At times, I find my self confidence in need of a boost. Right now, I’m faced with one of those times. I’m questioning my ability to reach people, to touch them with my writing. I question it because I sometimes don’t feel like I’m making any strides. Am I making a difference for someone? Is anyone really even reading my blog? I’m not sure because, even though my stats tell me I get a steady stream of visitors each day, I don’t get comments much. Heck, I don’t even get any accolades. But then again, even if I did, I would go running for the nearest stone to hide under because I’ve never been able to take any compliments from anyone.
Granted, my work hours are such that I only have evenings and weekends to keep up with social media efforts. I can’t tweet during work hours because I don’t have access and I would lose my job if I did. I don’t have time to visit anyone’s blogs, so keeping up with and developing relationships with other bloggers has been nearly impossible. Though I am a strong writer, I am not like some of the other writers out there who write so brilliantly that I get goose bumps from reading their work. Writers such as the ones who were recognized by Katherine Stone as the Top 20 PPD bloggers of 2011. Writing is a craft, and these women have mastered it. I salute these women for their honest, open, beautiful and inspirational writing.
I saw a post today on Facebook from a friend of mine. He does what I wish I could do. He saves lives. He works in an emergency room. He is able to deal with what I can’t deal with. Urgent situations while staying calm and collected.

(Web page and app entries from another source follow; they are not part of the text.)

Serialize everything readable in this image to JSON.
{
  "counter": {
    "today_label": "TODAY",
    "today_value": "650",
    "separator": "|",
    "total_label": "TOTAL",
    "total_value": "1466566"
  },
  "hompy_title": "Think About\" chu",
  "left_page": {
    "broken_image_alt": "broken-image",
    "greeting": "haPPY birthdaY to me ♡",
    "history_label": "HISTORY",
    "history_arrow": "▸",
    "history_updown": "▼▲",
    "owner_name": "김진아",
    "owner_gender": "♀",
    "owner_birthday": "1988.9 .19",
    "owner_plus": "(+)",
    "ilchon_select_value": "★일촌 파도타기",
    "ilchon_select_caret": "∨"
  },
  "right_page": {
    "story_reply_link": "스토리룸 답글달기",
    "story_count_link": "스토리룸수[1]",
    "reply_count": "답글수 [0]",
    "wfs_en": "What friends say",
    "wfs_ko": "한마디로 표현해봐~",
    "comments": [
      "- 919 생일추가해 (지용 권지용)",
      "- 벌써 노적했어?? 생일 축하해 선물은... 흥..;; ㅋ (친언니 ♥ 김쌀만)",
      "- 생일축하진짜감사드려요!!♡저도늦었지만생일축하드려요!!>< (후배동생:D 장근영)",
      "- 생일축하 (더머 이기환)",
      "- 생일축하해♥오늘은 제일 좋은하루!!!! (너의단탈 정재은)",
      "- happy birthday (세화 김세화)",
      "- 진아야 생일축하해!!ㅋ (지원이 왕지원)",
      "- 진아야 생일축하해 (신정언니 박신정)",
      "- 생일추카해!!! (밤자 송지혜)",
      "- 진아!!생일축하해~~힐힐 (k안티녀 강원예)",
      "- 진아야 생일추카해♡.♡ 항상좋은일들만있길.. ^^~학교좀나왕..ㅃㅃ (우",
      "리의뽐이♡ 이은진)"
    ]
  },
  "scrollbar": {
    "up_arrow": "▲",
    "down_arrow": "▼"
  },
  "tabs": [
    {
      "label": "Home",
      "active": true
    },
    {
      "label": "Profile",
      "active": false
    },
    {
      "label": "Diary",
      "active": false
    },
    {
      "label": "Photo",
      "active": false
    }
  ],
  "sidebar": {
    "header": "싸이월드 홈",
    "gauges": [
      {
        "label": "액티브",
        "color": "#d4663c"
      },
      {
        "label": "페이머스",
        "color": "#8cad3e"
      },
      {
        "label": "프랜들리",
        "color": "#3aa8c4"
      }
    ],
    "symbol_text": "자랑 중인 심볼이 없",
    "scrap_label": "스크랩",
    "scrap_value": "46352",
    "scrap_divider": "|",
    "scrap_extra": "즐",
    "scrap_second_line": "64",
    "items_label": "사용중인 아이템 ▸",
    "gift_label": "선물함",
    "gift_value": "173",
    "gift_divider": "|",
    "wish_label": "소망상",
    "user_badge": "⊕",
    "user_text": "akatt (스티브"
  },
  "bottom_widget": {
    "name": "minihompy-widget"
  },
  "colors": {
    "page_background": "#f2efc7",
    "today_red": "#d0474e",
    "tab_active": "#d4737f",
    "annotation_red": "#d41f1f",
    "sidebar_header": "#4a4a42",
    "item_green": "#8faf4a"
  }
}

Seeing very traumatic injuries while not letting it get the better of you. Going to this on a day-to-day basis and not let past negative experiences keep you from doing your job. In fact, the comment I left for him earlier today said “Only certain people can handle these situations on a day-to-day basis. Thank God for people like you. I certainly would not be able to.” And what was his response? “Ivy, everyone has gifts. I admire the work you do.” To which I said “Oh, pleeeeaaaaase.” And his response: “IVY! A book! A blog! Helping….women! That’s a gift.”
Sometimes my friend can be a bit sarcastic; hence, the words left out of the last sentence. Anyway, getting back to what I was saying before. My self esteem–or lack thereof–is such that I find myself struggling with keeping it from tanking, be it at work, in social situations, and with the work I do outside of work (i.e., my blog, my book). It doesn’t help that, culturally speaking, I already have the inclination to be, um, modest. I am a 1st generation Chinese (1st generation living in the U.S.) who can speak Mandarin fluently and possess 2 out of the 3 main attributes of the typical Chinese individual (honesty and humility). Humility will not, unfortunately, help me to get copies of my book sold (and in so doing help spread awareness of the most common complication of childbirth that is still so misunderstood/undertreated and stigmatized all around the world), so I need to really ramp up my speaking skills and fear of public speaking…. and quick. I need to do radio shows, book signings, book readings, etc. But I’m just one big scaredy cat. 😦
What’s the 3rd attribute of a typical Chinese individual? It’s keeping one’s emotions and thoughts to onself. Here’s where I part ways from the typical Chinese individual. I don’t keep my emotions and thoughts to myself. I put all–or rather, practically all–my thoughts out there on Facebook. I blog. I have a book that shares all my thoughts and experiences while suffering from PPD. I keep telling myself that a PPD book written by a Chinese woman could potentially appeal—and appeal strongly—to audiences all over the world. Why? Well, first of all, PPD is an illness experienced by women worldwide. Second, it’s a fairly big deal for ANY woman to share their PPD story, let alone a woman of Asian ethnicity, since people of Asian ethnicity are not particularly prone to or fond of speaking up or out. They tend to keep their emotions bottled up and thoughts and experiences to themselves. I could be starting a trend with Asian folks….that would be SO AWESOME! 🙂
I really need all the luck I can get at this point…to leave my self esteem issues and humility behind and adopt the voice behind “One Mom’s Journey to Motherhood,” a voice that Jane Honikman, Founder of Postpartum Support International describes as being “strong, loud, and clear…..and through the written words on each page you can hear her roar.”